When morning came, we reassured her that what she'd had was just a dream and that she'd be fine. She seemed to be in better spirits now that morning had arrived, and we proceeded to start to get breakfast ready like we do every morning when suddenly she broke down in tears again and yelled, "no, not baby. Get rid of baby." She'd obviously seen baby on the table. Julie and I looked at each other, alarmed and curious. "Honey," I said, "was your bad dream about baby." Yes, baby was ripped, baby is broken. I don't want to see baby." "O.k.," I said, "we'll put baby up in our closet for now."

We're not sure what happened with her doll in her dream, but baby's days in our home turned out to be numbered. Chloe wouldn't go anywhere near the closet that held baby, and always wanted the door to the closet kept closed. Then, after seeing baby in the closet by mistake once, she wouldn't even go in our room. This is, of course, the same baby that she's taken everywhere with her for the past 4 months. Eventually, with Chloe's fear so palpable, even I started getting scared of baby. A couple of days after the bad dream, and with Chloe still afraid to go to sleep at night, Julie and I decided it might be better if baby were put out to pasture. But we didn't want Chloe thinking that what had happened in her dream was real, so we brought baby out for Chloe (who immediately started going into hysterics), and carefully showed her that there was nothing wrong with her - that it had just been a dream. "But, we said, "if baby reminds you too much of your bad dream and you want to throw her out, that's o.k." "Throw her out," Chloe cried, "throw her out."

So, without ceremony or further thought, baby was tossed in the trash yesterday. Chloe was so anxious to see her go, that she kept asking me to take the garbage outside, because she could still see baby in it. I explained that it couldn't be taken out until evening. And her first question this morning? "Is baby gone now.
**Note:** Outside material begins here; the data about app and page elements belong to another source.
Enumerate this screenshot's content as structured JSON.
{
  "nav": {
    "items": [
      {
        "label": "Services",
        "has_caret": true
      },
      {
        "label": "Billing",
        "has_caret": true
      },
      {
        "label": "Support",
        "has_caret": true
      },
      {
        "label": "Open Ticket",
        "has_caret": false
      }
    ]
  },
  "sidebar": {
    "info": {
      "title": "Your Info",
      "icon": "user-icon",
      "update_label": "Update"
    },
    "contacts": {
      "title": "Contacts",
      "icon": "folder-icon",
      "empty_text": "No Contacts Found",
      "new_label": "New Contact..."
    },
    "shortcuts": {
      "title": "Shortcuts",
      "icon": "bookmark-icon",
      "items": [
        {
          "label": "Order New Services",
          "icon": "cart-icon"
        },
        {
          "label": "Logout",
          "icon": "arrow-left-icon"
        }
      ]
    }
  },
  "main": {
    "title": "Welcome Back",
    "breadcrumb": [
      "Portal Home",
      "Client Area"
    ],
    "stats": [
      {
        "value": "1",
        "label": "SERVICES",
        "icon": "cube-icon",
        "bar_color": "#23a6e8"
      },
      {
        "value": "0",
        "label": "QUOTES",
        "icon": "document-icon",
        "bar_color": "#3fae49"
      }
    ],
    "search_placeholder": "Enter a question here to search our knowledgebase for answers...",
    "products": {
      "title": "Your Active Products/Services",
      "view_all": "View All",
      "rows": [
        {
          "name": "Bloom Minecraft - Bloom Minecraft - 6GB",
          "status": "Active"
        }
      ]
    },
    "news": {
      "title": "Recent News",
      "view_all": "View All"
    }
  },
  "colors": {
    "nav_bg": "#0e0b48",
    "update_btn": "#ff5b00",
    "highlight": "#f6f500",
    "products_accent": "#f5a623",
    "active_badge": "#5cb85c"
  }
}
Did the truck take her away."

I'm not one for superstition but I'm happy to see that doll gone too.

1 comment:

  1. Poor bébé--did you get her another, different one?